Start-up to Watch

College students: The Bermuda Triangle of demographics. (Yes, it’s a stretch but bear with us.) They’re an intriguing and mysterious group of buyers and one that has to be navigated perfectly to reach. Maybe more like a Sasquatch? Many brands attempt reach this demo by throwing money into ineffective advertising methods, and fail miserably. Keep in mind this demo was raised in the Internet age and can sniff an ad out from a page away. It takes creativity and incentive for them to play, and a New York start-up may have just found the perfect game. Sumpto is a start-up company that works to match brands with influencers around college campuses. Think Klout, but for strictly college students. Similar to Klout, users are assigned scores ranging from 1 to 100 based on their social media influence. Sumpto identifies influencers, or brand ambassadors, with measurements such as Twitter followers and Facebook friends. Brands that partner with the network can offer free samples and trials to some of the most coveted campus ambassadors.

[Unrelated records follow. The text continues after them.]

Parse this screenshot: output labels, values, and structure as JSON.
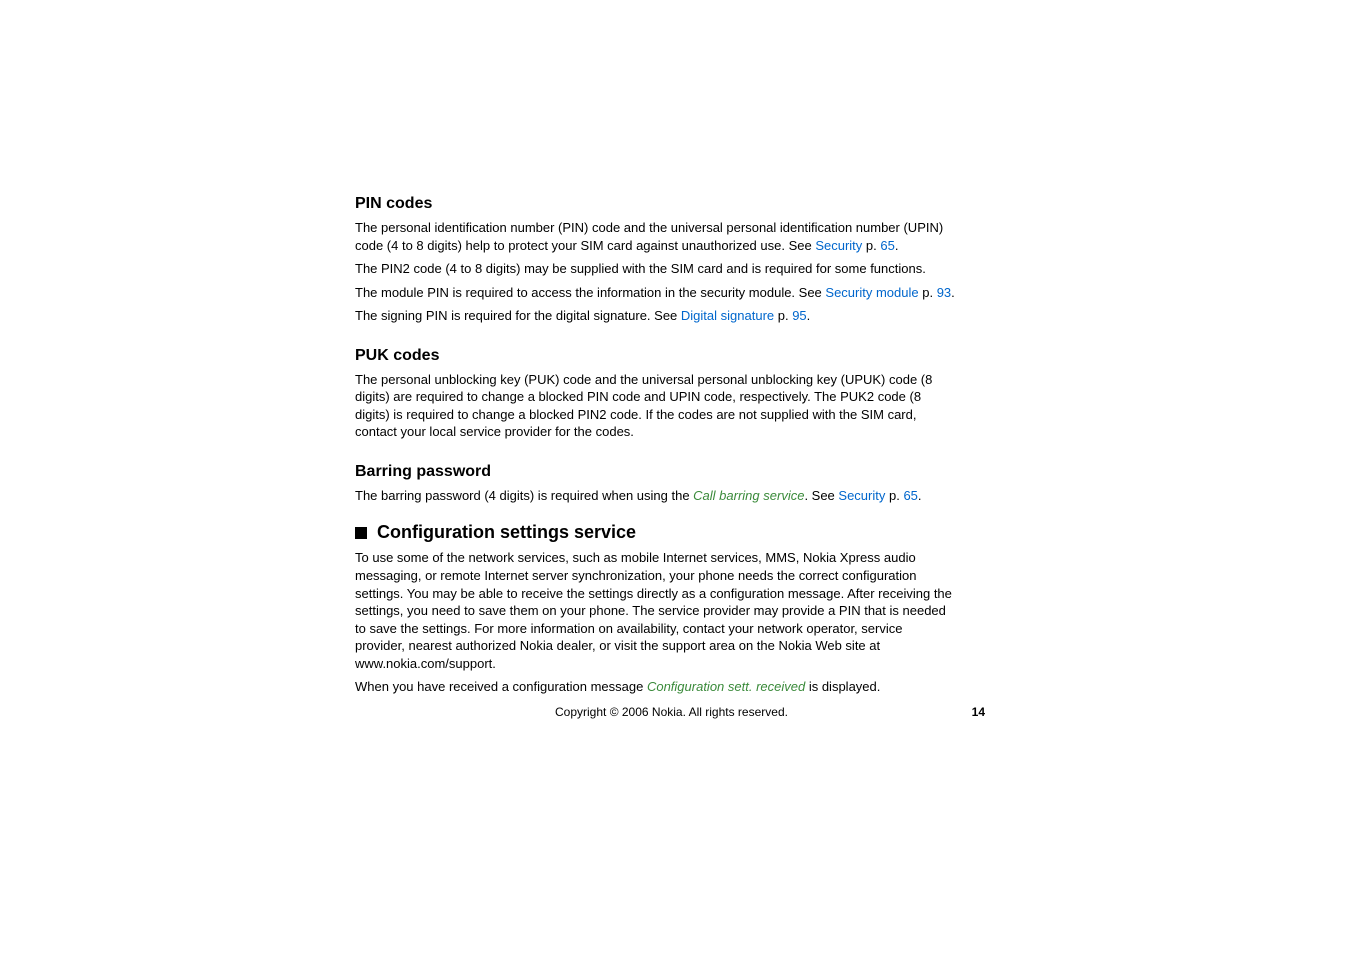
{
  "sections": {
    "pin": {
      "heading": "PIN codes",
      "p1a": "The personal identification number (PIN) code and the universal personal identification number (UPIN) code (4 to 8 digits) help to protect your SIM card against unauthorized use. See ",
      "p1_link1": "Security",
      "p1b": " p. ",
      "p1_link2": "65",
      "p1c": ".",
      "p2": "The PIN2 code (4 to 8 digits) may be supplied with the SIM card and is required for some functions.",
      "p3a": "The module PIN is required to access the information in the security module. See ",
      "p3_link1": "Security module",
      "p3b": " p. ",
      "p3_link2": "93",
      "p3c": ".",
      "p4a": "The signing PIN is required for the digital signature. See ",
      "p4_link1": "Digital signature",
      "p4b": " p. ",
      "p4_link2": "95",
      "p4c": "."
    },
    "puk": {
      "heading": "PUK codes",
      "p1": "The personal unblocking key (PUK) code and the universal personal unblocking key (UPUK) code (8 digits) are required to change a blocked PIN code and UPIN code, respectively. The PUK2 code (8 digits) is required to change a blocked PIN2 code. If the codes are not supplied with the SIM card, contact your local service provider for the codes."
    },
    "barring": {
      "heading": "Barring password",
      "p1a": "The barring password (4 digits) is required when using the ",
      "p1_italic": "Call barring service",
      "p1b": ". See ",
      "p1_link1": "Security",
      "p1c": " p. ",
      "p1_link2": "65",
      "p1d": "."
    },
    "config": {
      "heading": "Configuration settings service",
      "p1": "To use some of the network services, such as mobile Internet services, MMS, Nokia Xpress audio messaging, or remote Internet server synchronization, your phone needs the correct configuration settings. You may be able to receive the settings directly as a configuration message. After receiving the settings, you need to save them on your phone. The service provider may provide a PIN that is needed to save the settings. For more information on availability, contact your network operator, service provider, nearest authorized Nokia dealer, or visit the support area on the Nokia Web site at www.nokia.com/support.",
      "p2a": "When you have received a configuration message ",
      "p2_italic": "Configuration sett. received",
      "p2b": " is displayed."
    }
  },
  "footer": {
    "copyright": "Copyright © 2006 Nokia. All rights reserved.",
    "page": "14"
  }
}
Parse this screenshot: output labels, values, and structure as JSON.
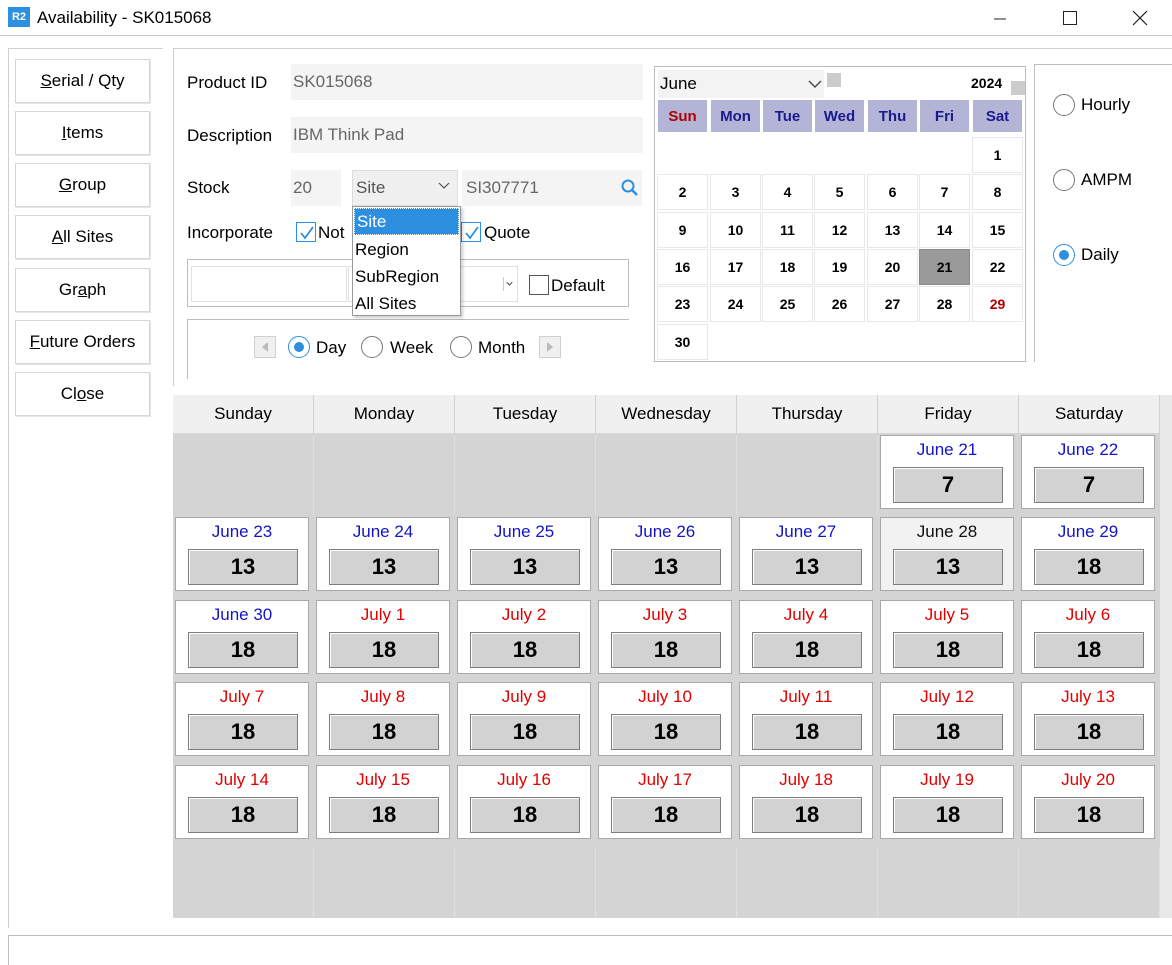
{
  "window": {
    "icon_text": "R2",
    "title": "Availability - SK015068"
  },
  "sidebar": {
    "buttons": [
      {
        "pre": "",
        "u": "S",
        "post": "erial / Qty"
      },
      {
        "pre": "",
        "u": "I",
        "post": "tems"
      },
      {
        "pre": "",
        "u": "G",
        "post": "roup"
      },
      {
        "pre": "",
        "u": "A",
        "post": "ll Sites"
      },
      {
        "pre": "Gr",
        "u": "a",
        "post": "ph"
      },
      {
        "pre": "",
        "u": "F",
        "post": "uture Orders"
      },
      {
        "pre": "Cl",
        "u": "o",
        "post": "se"
      }
    ]
  },
  "form": {
    "product_id_label": "Product ID",
    "product_id": "SK015068",
    "description_label": "Description",
    "description": "IBM Think Pad",
    "stock_label": "Stock",
    "stock_qty": "20",
    "stock_scope": "Site",
    "site_code": "SI307771",
    "incorporate_label": "Incorporate",
    "not_label": "Not",
    "quote_label": "Quote",
    "default_select_text": "e",
    "default_label": "Default",
    "period_day": "Day",
    "period_week": "Week",
    "period_month": "Month"
  },
  "dropdown": {
    "options": [
      "Site",
      "Region",
      "SubRegion",
      "All Sites"
    ],
    "selected": "Site"
  },
  "mini_calendar": {
    "month": "June",
    "year": "2024",
    "weekdays": [
      "Sun",
      "Mon",
      "Tue",
      "Wed",
      "Thu",
      "Fri",
      "Sat"
    ],
    "rows": [
      [
        "",
        "",
        "",
        "",
        "",
        "",
        "1"
      ],
      [
        "2",
        "3",
        "4",
        "5",
        "6",
        "7",
        "8"
      ],
      [
        "9",
        "10",
        "11",
        "12",
        "13",
        "14",
        "15"
      ],
      [
        "16",
        "17",
        "18",
        "19",
        "20",
        "21",
        "22"
      ],
      [
        "23",
        "24",
        "25",
        "26",
        "27",
        "28",
        "29"
      ],
      [
        "30",
        "",
        "",
        "",
        "",
        "",
        ""
      ]
    ],
    "selected_day": "21",
    "highlight_red_day": "29"
  },
  "view_options": {
    "hourly": "Hourly",
    "ampm": "AMPM",
    "daily": "Daily",
    "selected": "Daily"
  },
  "grid": {
    "weekdays": [
      "Sunday",
      "Monday",
      "Tuesday",
      "Wednesday",
      "Thursday",
      "Friday",
      "Saturday"
    ],
    "weeks": [
      [
        null,
        null,
        null,
        null,
        null,
        {
          "date": "June 21",
          "value": "7",
          "color": "blue"
        },
        {
          "date": "June 22",
          "value": "7",
          "color": "blue"
        }
      ],
      [
        {
          "date": "June 23",
          "value": "13",
          "color": "blue"
        },
        {
          "date": "June 24",
          "value": "13",
          "color": "blue"
        },
        {
          "date": "June 25",
          "value": "13",
          "color": "blue"
        },
        {
          "date": "June 26",
          "value": "13",
          "color": "blue"
        },
        {
          "date": "June 27",
          "value": "13",
          "color": "blue"
        },
        {
          "date": "June 28",
          "value": "13",
          "color": "black",
          "current": true
        },
        {
          "date": "June 29",
          "value": "18",
          "color": "blue"
        }
      ],
      [
        {
          "date": "June 30",
          "value": "18",
          "color": "blue"
        },
        {
          "date": "July 1",
          "value": "18",
          "color": "red"
        },
        {
          "date": "July 2",
          "value": "18",
          "color": "red"
        },
        {
          "date": "July 3",
          "value": "18",
          "color": "red"
        },
        {
          "date": "July 4",
          "value": "18",
          "color": "red"
        },
        {
          "date": "July 5",
          "value": "18",
          "color": "red"
        },
        {
          "date": "July 6",
          "value": "18",
          "color": "red"
        }
      ],
      [
        {
          "date": "July 7",
          "value": "18",
          "color": "red"
        },
        {
          "date": "July 8",
          "value": "18",
          "color": "red"
        },
        {
          "date": "July 9",
          "value": "18",
          "color": "red"
        },
        {
          "date": "July 10",
          "value": "18",
          "color": "red"
        },
        {
          "date": "July 11",
          "value": "18",
          "color": "red"
        },
        {
          "date": "July 12",
          "value": "18",
          "color": "red"
        },
        {
          "date": "July 13",
          "value": "18",
          "color": "red"
        }
      ],
      [
        {
          "date": "July 14",
          "value": "18",
          "color": "red"
        },
        {
          "date": "July 15",
          "value": "18",
          "color": "red"
        },
        {
          "date": "July 16",
          "value": "18",
          "color": "red"
        },
        {
          "date": "July 17",
          "value": "18",
          "color": "red"
        },
        {
          "date": "July 18",
          "value": "18",
          "color": "red"
        },
        {
          "date": "July 19",
          "value": "18",
          "color": "red"
        },
        {
          "date": "July 20",
          "value": "18",
          "color": "red"
        }
      ]
    ]
  },
  "colors": {
    "accent": "#2d8fe0",
    "date_blue": "#1414c8",
    "date_red": "#e10000",
    "header_lavender": "#b4b4d6"
  }
}
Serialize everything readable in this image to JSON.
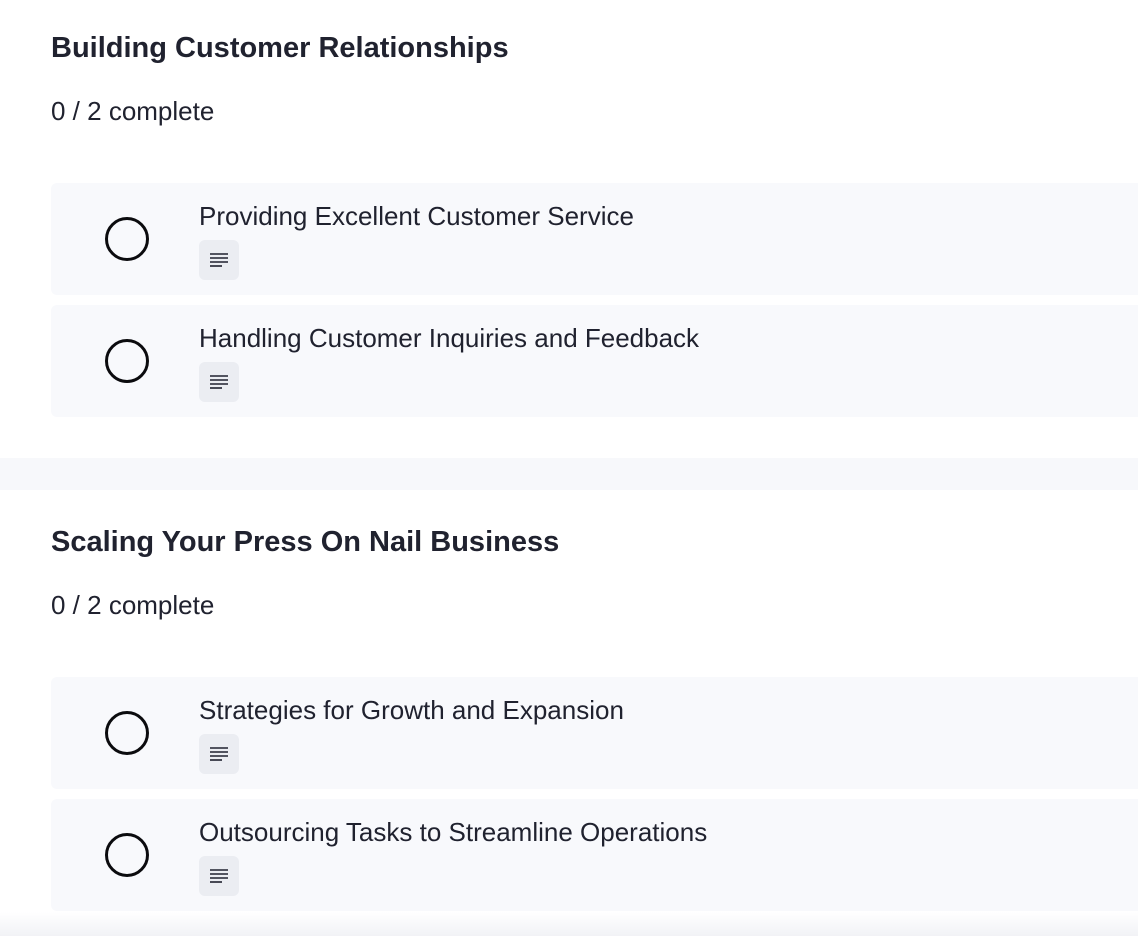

Companies whose target market consists of college students should seriously take a look at influencer campaigns. They’re a win-win case as students receive some free swag while the brand gets their product or service promoted on social media channels by a highly touted source.

Let’s Build

Less than a week after Halloween, Christmas ads have already sprung up. Lego debuted a holiday commercial, “Let’s Build”- a sentimental take on family bonding around toys. And as we have learned from eTrade and AT&T’s success stories, having kids as the focal point of an advertisement is certainly the way to go. Check it out here.

Tough Crowd

Instagram debuted sponsored ads and being first wasn’t necessarily best for watch brand Michael Kors. Users were making comments about not wanting to see ads within their feeds and even got as hateful as “die and rot in hell advertiser, bc you advertise on Instagram I will never give you business.” Instagram took some of the hatred as well with comments like “DO YOU NOT MAKE ENOUGH MONEY!?!?!?! @instagram HUH!?!” Aside from the negativity, their brand account has 1.4 million followers and their most recent post received nearly 135,000 likes.

Consider how your brand wants to handle native advertising on Instagram and across social media.  Come back tomorrow for our insights on the topic.